More than 1.5 million hydrogen-fuelled cars could be on UK roads by 2030, according to a new study.
The forecast was made in an interim report commissioned to assess the benefits of hydrogen fuel cell electric vehicles (FCEVs) and help position the UK for their commercial roll-out.
The UKH2Mobility project – which brings together businesses from the automotive, energy, infrastructure and retail sectors with government – put the report together; the study provides a ‘roadmap’ for the introduction of vehicles and hydrogen refuelling infrastructure in the UK.
Akihito Tanke, vice president, research and development, Toyota Motor Europe, said hydrogen fuel cell technology represented a major advance in securing sustainable mobility.
“As manufacturers reach the point of bringing the first FCEVs to market, it is important that all interested parties work together to ensure their benefits can be appreciated and realised through co-ordinated dialogue between industry partners and government bodies.
“UKH2Mobility’s Phase 1 findings provide valuable resources and intelligence to help us secure these advantages and we look forward to participating in Phase 2 to further confirm the potential of hydrogen as a low carbon fuel in the UK.”

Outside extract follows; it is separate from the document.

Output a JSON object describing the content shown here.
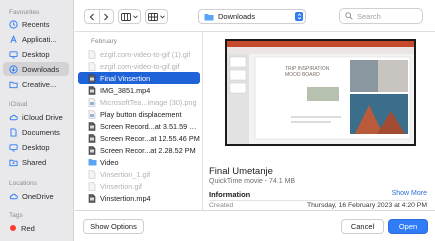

Business minister Michael Fallon said the transition to ultra-low emission vehicles had already begun and it had the potential to create "really significant new economic opportunities" for the UK, to diversify national energy supply and to decarbonise road transport.
“The findings demonstrate that hydrogen fuel cell electric vehicles can make a significant contribution to this.
“Successful commercialisation of the technology will require government to work in true partnership with industry.
“Our international rivals are looking to steal a march in this area and so UKH2Mobility recognises the importance of prompt action to ensure the potential benefits are realised by businesses and consumers in the UK," he added.